The primary source of power comes from a pair of 90w foldable solar panels from PowerFilm. The panels are wired in series and connected to an MPPT Charger, which charges a pair of batteries. This approach allows the system to provide usable power when it is cloudy and the voltage output of the solar panels drops.
We use a pair of A123 10 Ah LiPo battery packs to supply high-current capacity when transmitting. The solar-battery combination is capable of maintaining full battery voltage while supporting the continuous operation of our station for a full day.
The MacBook Air Laptop batteries are adequate to operate the station during the available satellite passes. We have a 12V DC to 120 VAC inverter, which can power the computer from our solar battery setup if needed.
View from Mt. Washington Summit

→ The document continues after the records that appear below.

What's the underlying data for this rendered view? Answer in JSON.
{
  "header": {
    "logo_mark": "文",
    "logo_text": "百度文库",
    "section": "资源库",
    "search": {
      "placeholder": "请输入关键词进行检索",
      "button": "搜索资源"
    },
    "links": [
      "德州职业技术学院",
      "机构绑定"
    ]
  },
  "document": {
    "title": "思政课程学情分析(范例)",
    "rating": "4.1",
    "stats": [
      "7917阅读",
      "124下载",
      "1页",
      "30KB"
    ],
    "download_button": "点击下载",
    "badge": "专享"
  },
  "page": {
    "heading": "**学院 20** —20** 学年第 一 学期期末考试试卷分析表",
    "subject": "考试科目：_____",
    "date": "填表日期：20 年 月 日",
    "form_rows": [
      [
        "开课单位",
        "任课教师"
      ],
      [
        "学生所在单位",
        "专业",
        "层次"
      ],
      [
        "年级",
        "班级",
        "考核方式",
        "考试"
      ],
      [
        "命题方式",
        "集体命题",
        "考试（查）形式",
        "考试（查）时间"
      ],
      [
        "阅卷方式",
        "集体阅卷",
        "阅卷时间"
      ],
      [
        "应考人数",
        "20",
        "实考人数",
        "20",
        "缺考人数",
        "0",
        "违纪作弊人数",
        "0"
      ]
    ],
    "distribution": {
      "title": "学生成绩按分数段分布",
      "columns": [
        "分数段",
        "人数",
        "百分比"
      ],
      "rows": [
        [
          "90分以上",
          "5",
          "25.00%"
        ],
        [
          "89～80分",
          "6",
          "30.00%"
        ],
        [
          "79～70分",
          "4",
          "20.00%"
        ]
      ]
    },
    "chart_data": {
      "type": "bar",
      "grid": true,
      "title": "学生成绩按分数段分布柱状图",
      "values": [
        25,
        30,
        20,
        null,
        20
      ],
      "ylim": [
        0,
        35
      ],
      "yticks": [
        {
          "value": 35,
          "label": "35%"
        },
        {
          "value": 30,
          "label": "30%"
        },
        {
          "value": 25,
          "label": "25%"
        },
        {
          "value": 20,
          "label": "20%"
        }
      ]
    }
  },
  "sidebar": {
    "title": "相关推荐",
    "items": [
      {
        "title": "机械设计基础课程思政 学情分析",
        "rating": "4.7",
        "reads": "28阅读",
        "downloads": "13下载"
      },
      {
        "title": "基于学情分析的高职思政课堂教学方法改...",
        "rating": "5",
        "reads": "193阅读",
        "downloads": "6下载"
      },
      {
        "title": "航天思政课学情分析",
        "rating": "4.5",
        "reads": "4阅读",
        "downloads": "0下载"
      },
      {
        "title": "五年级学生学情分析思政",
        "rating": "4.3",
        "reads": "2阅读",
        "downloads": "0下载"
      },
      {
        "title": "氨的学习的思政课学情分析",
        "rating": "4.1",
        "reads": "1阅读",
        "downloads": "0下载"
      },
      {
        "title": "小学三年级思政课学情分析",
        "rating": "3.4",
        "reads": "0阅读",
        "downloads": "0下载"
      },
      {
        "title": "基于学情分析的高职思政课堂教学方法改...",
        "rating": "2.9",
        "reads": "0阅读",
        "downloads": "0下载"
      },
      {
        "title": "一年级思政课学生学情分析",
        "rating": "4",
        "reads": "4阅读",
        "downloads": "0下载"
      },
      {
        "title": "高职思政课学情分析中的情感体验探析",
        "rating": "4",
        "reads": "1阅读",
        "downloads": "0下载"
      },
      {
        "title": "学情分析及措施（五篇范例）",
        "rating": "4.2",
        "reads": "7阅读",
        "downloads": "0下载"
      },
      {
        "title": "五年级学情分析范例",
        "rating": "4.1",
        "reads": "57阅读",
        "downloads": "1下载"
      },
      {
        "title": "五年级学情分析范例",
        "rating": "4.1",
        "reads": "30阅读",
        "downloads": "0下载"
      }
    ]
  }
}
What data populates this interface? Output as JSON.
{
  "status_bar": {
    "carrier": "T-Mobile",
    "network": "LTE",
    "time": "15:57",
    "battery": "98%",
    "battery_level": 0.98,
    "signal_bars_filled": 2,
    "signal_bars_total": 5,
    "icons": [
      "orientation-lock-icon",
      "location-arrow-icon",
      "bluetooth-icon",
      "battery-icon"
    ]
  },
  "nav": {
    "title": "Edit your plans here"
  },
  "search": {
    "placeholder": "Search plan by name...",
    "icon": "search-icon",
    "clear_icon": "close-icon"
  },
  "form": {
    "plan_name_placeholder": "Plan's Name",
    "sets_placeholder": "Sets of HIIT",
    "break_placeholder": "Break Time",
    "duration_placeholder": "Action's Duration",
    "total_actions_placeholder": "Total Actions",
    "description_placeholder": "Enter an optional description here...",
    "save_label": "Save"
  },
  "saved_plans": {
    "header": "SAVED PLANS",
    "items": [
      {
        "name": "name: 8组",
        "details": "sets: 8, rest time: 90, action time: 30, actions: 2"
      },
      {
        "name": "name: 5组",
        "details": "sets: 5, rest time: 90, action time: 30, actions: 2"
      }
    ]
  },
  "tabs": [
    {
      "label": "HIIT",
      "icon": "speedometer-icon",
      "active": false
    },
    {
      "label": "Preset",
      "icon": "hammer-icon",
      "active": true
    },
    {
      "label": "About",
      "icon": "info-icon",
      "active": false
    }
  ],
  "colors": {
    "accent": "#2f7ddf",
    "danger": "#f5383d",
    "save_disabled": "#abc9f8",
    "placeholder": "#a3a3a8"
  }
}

Our portable station did very well during its initial test! I had to move the antennas and operate the station by myself on this activation which limited my ability to make a large number of contacts during the limited number of available satellite passes. Still, I was able to make 6 solid contacts through AO-91 and AO-85 while on Mt. Washington. I did not have a suitable linear satellite pass to make contacts, but I was able to hear the EO-88 beacon with no problems and confirm that the Doppler correction system was working well.
The station also put in a great performance visa-vie 2m terrestrial contacts. We made a total of 70 contacts using 2m FM and USB! We received many good signal reports, with our longest contacts being some 275 mi from our location. We also worked stations on four other SOTAs this way.
Learnings and Next Steps
Our station exceeded my expectations during our initial test on Mt. Washington – especially in terms of the number of Terrestrial Contacts I could make with it. I noticed that the system’s transmit side was quite a bit stronger than the receive side. This is an indication that a better antenna would help.
We changed the antenna polarization to vertical for 2m FM contacts and horizontal for 2m USB contacts. This helped the receive side performance quite a bit.
I found that a headset was essential for satellite and terrestrial weak-signal operation in USB mode. I used the hand microphone and the radio’s speaker for most of the 2m FM contacts I made. This gave interested onlookers a chance to experience Amateur Radio.
Satellite operation would have been much easier and more productive with a helper to handle pointing the antenna while we operated. This improvement must be coupled with a headset/speaker combination that allows the person pointing the antenna to hear the quality of the downlink while moving the antenna and finding the best polarization.
I am looking forward to doing some grid-square activations using our upgraded portable station. It was a pleasant surprise to find as much interest in Terrestrial contacts on the 2m band as we did. The Nashua Area Radio Society does several SOTA activations each year, and I am also looking forward to using that station for these.
Here are links to some additional posts about our Satellite Station 4.0 Projects: